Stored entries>
Start of Block
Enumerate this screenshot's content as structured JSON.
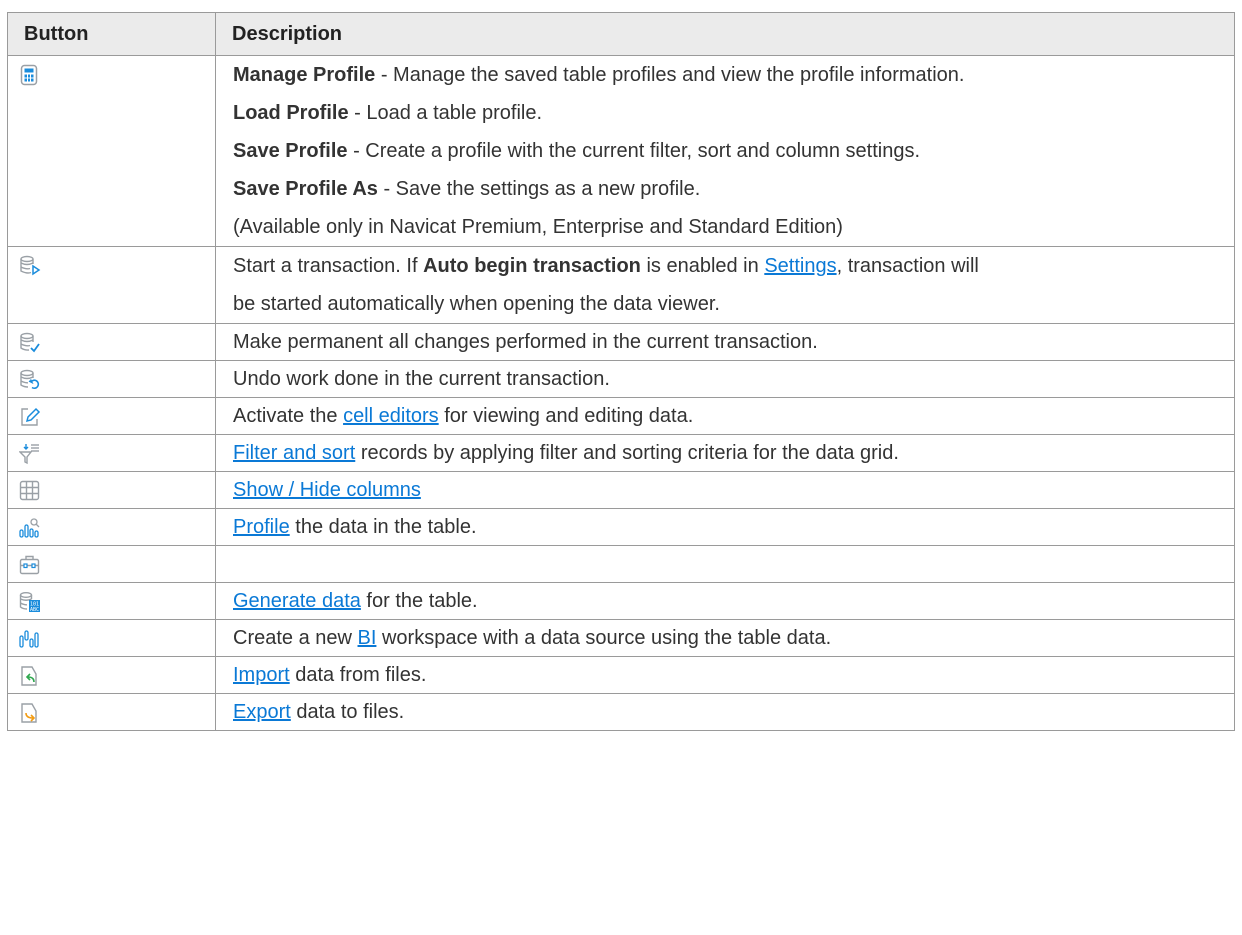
{
  "headers": {
    "button": "Button",
    "description": "Description"
  },
  "rows": [
    {
      "icon": "manage-profile-icon",
      "lines": [
        {
          "bold": "Manage Profile",
          "text": " - Manage the saved table profiles and view the profile information."
        },
        {
          "bold": "Load Profile",
          "text": " - Load a table profile."
        },
        {
          "bold": "Save Profile",
          "text": " - Create a profile with the current filter, sort and column settings."
        },
        {
          "bold": "Save Profile As",
          "text": " - Save the settings as a new profile."
        },
        {
          "text": "(Available only in Navicat Premium, Enterprise and Standard Edition)"
        }
      ]
    },
    {
      "icon": "start-transaction-icon",
      "line1_pre": "Start a transaction. If ",
      "line1_bold": "Auto begin transaction",
      "line1_mid": " is enabled in ",
      "line1_link": "Settings",
      "line1_post": ", transaction will",
      "line2": "be started automatically when opening the data viewer."
    },
    {
      "icon": "commit-icon",
      "text": "Make permanent all changes performed in the current transaction."
    },
    {
      "icon": "rollback-icon",
      "text": "Undo work done in the current transaction."
    },
    {
      "icon": "edit-icon",
      "pre": "Activate the ",
      "link": "cell editors",
      "post": " for viewing and editing data."
    },
    {
      "icon": "filter-sort-icon",
      "link": "Filter and sort",
      "post": " records by applying filter and sorting criteria for the data grid."
    },
    {
      "icon": "columns-icon",
      "link": "Show / Hide columns",
      "post": ""
    },
    {
      "icon": "profile-data-icon",
      "link": "Profile",
      "post": " the data in the table."
    },
    {
      "icon": "toolbox-icon",
      "text": ""
    },
    {
      "icon": "generate-data-icon",
      "link": "Generate data",
      "post": " for the table."
    },
    {
      "icon": "bi-icon",
      "pre": "Create a new ",
      "link": "BI",
      "post": " workspace with a data source using the table data."
    },
    {
      "icon": "import-icon",
      "link": "Import",
      "post": " data from files."
    },
    {
      "icon": "export-icon",
      "link": "Export",
      "post": " data to files."
    }
  ],
  "colors": {
    "link": "#0a79d6",
    "header_bg": "#ebebeb",
    "border": "#9a9a9a",
    "icon_gray": "#9aa0a6",
    "icon_blue": "#1a8cdc",
    "icon_green": "#2fa84f",
    "icon_orange": "#f39c12"
  }
}
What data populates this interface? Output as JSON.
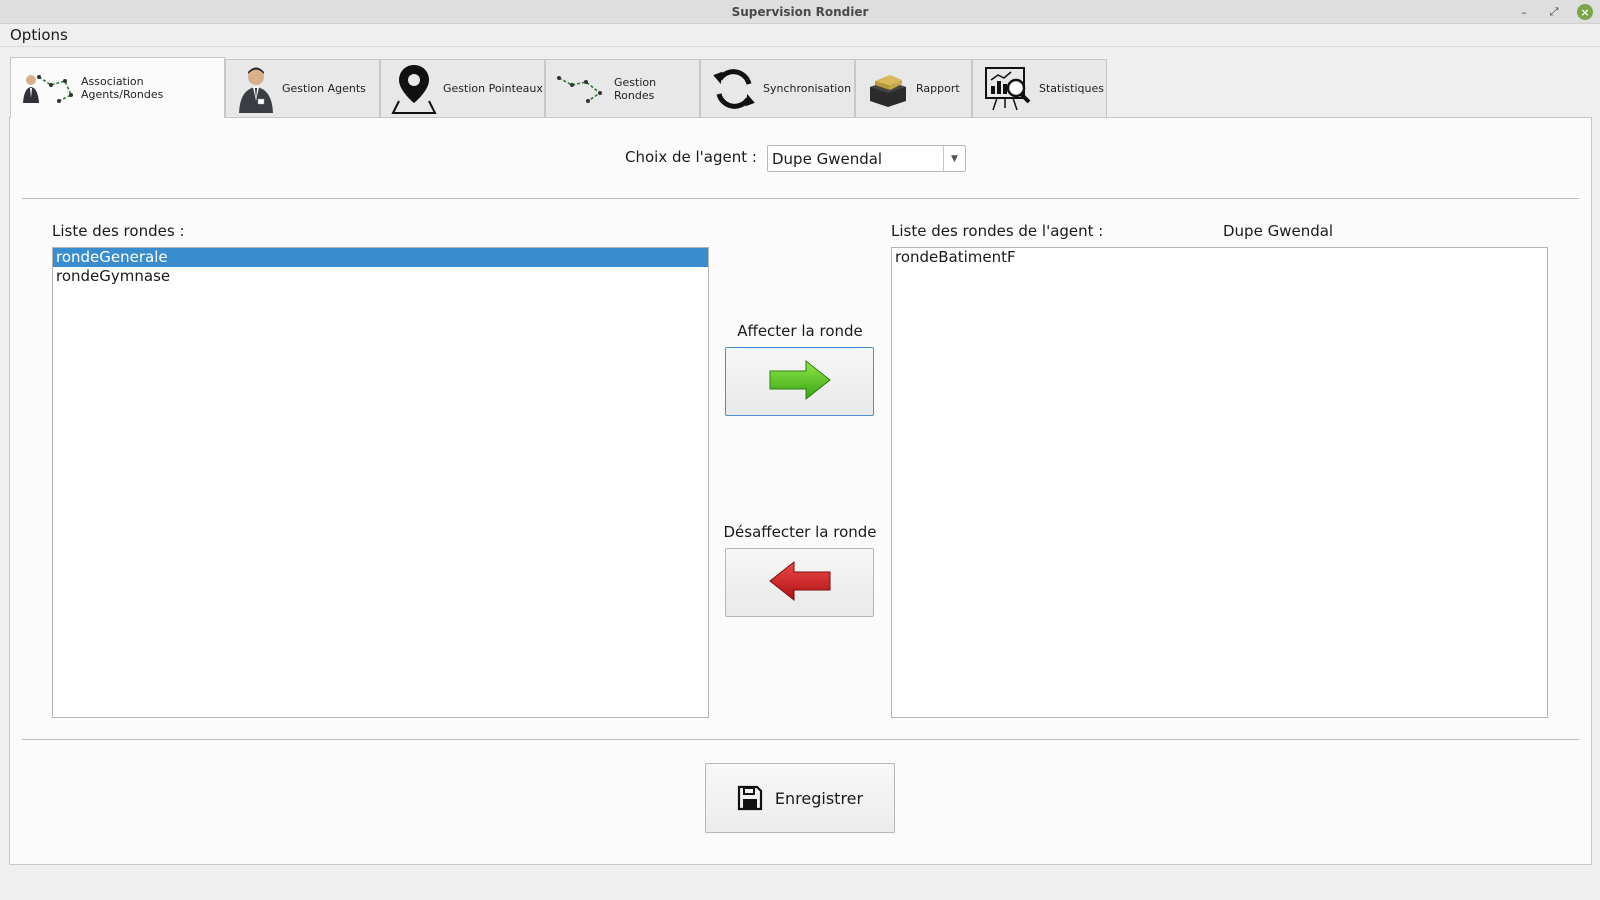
{
  "window": {
    "title": "Supervision Rondier"
  },
  "menu": {
    "options": "Options"
  },
  "tabs": [
    {
      "label": "Association Agents/Rondes",
      "icon": "agent-route-icon"
    },
    {
      "label": "Gestion Agents",
      "icon": "agent-icon"
    },
    {
      "label": "Gestion Pointeaux",
      "icon": "map-pin-icon"
    },
    {
      "label": "Gestion Rondes",
      "icon": "route-icon"
    },
    {
      "label": "Synchronisation",
      "icon": "sync-icon"
    },
    {
      "label": "Rapport",
      "icon": "report-box-icon"
    },
    {
      "label": "Statistiques",
      "icon": "statistics-icon"
    }
  ],
  "agent_choice": {
    "label": "Choix de l'agent :",
    "selected": "Dupe Gwendal"
  },
  "rounds_list": {
    "title": "Liste des rondes :",
    "items": [
      "rondeGenerale",
      "rondeGymnase"
    ],
    "selected": "rondeGenerale"
  },
  "agent_rounds": {
    "title": "Liste des rondes de l'agent :",
    "agent_name": "Dupe Gwendal",
    "items": [
      "rondeBatimentF"
    ]
  },
  "assign": {
    "label": "Affecter la ronde",
    "arrow_color": "#5cc622"
  },
  "unassign": {
    "label": "Désaffecter la ronde",
    "arrow_color": "#d41d1d"
  },
  "save": {
    "label": "Enregistrer"
  },
  "colors": {
    "selection": "#3a8dcc",
    "close_button": "#7aa548"
  }
}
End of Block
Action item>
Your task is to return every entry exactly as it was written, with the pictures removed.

Output for this task>
Enumerate this screenshot's content as structured JSON.
{
  "headers": {
    "button": "Button",
    "description": "Description"
  },
  "rows": [
    {
      "icon": "manage-profile-icon",
      "lines": [
        {
          "bold": "Manage Profile",
          "text": " - Manage the saved table profiles and view the profile information."
        },
        {
          "bold": "Load Profile",
          "text": " - Load a table profile."
        },
        {
          "bold": "Save Profile",
          "text": " - Create a profile with the current filter, sort and column settings."
        },
        {
          "bold": "Save Profile As",
          "text": " - Save the settings as a new profile."
        },
        {
          "text": "(Available only in Navicat Premium, Enterprise and Standard Edition)"
        }
      ]
    },
    {
      "icon": "start-transaction-icon",
      "line1_pre": "Start a transaction. If ",
      "line1_bold": "Auto begin transaction",
      "line1_mid": " is enabled in ",
      "line1_link": "Settings",
      "line1_post": ", transaction will",
      "line2": "be started automatically when opening the data viewer."
    },
    {
      "icon": "commit-icon",
      "text": "Make permanent all changes performed in the current transaction."
    },
    {
      "icon": "rollback-icon",
      "text": "Undo work done in the current transaction."
    },
    {
      "icon": "edit-icon",
      "pre": "Activate the ",
      "link": "cell editors",
      "post": " for viewing and editing data."
    },
    {
      "icon": "filter-sort-icon",
      "link": "Filter and sort",
      "post": " records by applying filter and sorting criteria for the data grid."
    },
    {
      "icon": "columns-icon",
      "link": "Show / Hide columns",
      "post": ""
    },
    {
      "icon": "profile-data-icon",
      "link": "Profile",
      "post": " the data in the table."
    },
    {
      "icon": "toolbox-icon",
      "text": ""
    },
    {
      "icon": "generate-data-icon",
      "link": "Generate data",
      "post": " for the table."
    },
    {
      "icon": "bi-icon",
      "pre": "Create a new ",
      "link": "BI",
      "post": " workspace with a data source using the table data."
    },
    {
      "icon": "import-icon",
      "link": "Import",
      "post": " data from files."
    },
    {
      "icon": "export-icon",
      "link": "Export",
      "post": " data to files."
    }
  ],
  "colors": {
    "link": "#0a79d6",
    "header_bg": "#ebebeb",
    "border": "#9a9a9a",
    "icon_gray": "#9aa0a6",
    "icon_blue": "#1a8cdc",
    "icon_green": "#2fa84f",
    "icon_orange": "#f39c12"
  }
}
What data populates this interface? Output as JSON.
{
  "window": {
    "title": "Supervision Rondier"
  },
  "menu": {
    "options": "Options"
  },
  "tabs": [
    {
      "label": "Association Agents/Rondes",
      "icon": "agent-route-icon"
    },
    {
      "label": "Gestion Agents",
      "icon": "agent-icon"
    },
    {
      "label": "Gestion Pointeaux",
      "icon": "map-pin-icon"
    },
    {
      "label": "Gestion Rondes",
      "icon": "route-icon"
    },
    {
      "label": "Synchronisation",
      "icon": "sync-icon"
    },
    {
      "label": "Rapport",
      "icon": "report-box-icon"
    },
    {
      "label": "Statistiques",
      "icon": "statistics-icon"
    }
  ],
  "agent_choice": {
    "label": "Choix de l'agent :",
    "selected": "Dupe Gwendal"
  },
  "rounds_list": {
    "title": "Liste des rondes :",
    "items": [
      "rondeGenerale",
      "rondeGymnase"
    ],
    "selected": "rondeGenerale"
  },
  "agent_rounds": {
    "title": "Liste des rondes de l'agent :",
    "agent_name": "Dupe Gwendal",
    "items": [
      "rondeBatimentF"
    ]
  },
  "assign": {
    "label": "Affecter la ronde",
    "arrow_color": "#5cc622"
  },
  "unassign": {
    "label": "Désaffecter la ronde",
    "arrow_color": "#d41d1d"
  },
  "save": {
    "label": "Enregistrer"
  },
  "colors": {
    "selection": "#3a8dcc",
    "close_button": "#7aa548"
  }
}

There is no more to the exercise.